Q: Lonnie Bunch, the founding director of the museum, wants exhibits that shows African-American history in keeping with the overall American experience, from the founding of the nation until today. Do you agree with that approach?
A: Yes. Without free, forced labor, the infrastructure, population and economy of colonial America would have developed at a crawl. If the slave experience were removed from our nation’s history … would the critical mass required to contemplate separation from England have existed? I think not. … Without free labor, the 13 colonies would have been very different.
Q: The history of the African-American middle class in the decades before the civil rights movement is somewhat of a lost story, overshadowed by the more dramatic events of the late 1950s and 1960s. Why is this era important?
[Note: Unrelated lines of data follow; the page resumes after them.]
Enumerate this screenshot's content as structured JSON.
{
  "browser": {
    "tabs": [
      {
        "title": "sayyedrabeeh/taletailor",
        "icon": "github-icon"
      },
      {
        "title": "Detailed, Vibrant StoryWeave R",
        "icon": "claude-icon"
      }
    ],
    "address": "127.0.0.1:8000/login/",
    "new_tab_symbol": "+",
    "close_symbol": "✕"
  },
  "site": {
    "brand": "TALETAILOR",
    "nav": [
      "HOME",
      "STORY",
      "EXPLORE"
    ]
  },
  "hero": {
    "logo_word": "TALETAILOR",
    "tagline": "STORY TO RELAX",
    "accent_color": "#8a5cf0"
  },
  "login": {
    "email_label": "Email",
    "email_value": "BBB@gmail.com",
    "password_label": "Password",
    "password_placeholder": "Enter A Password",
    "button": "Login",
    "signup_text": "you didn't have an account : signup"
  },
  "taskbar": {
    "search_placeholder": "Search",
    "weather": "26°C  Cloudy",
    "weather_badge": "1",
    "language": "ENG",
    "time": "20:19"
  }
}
A: This era is important because it was an age of “uplift,” critical to moving past the slave experience. The children and grandchildren of freed slaves had a sense of purpose to their lives like few people in our history. From circa 1880 through 1960, by and large, African-Americans had a “civic mind,” which understood the connectedness of their existence and a “sense of urgency” that propelled their advancement through education.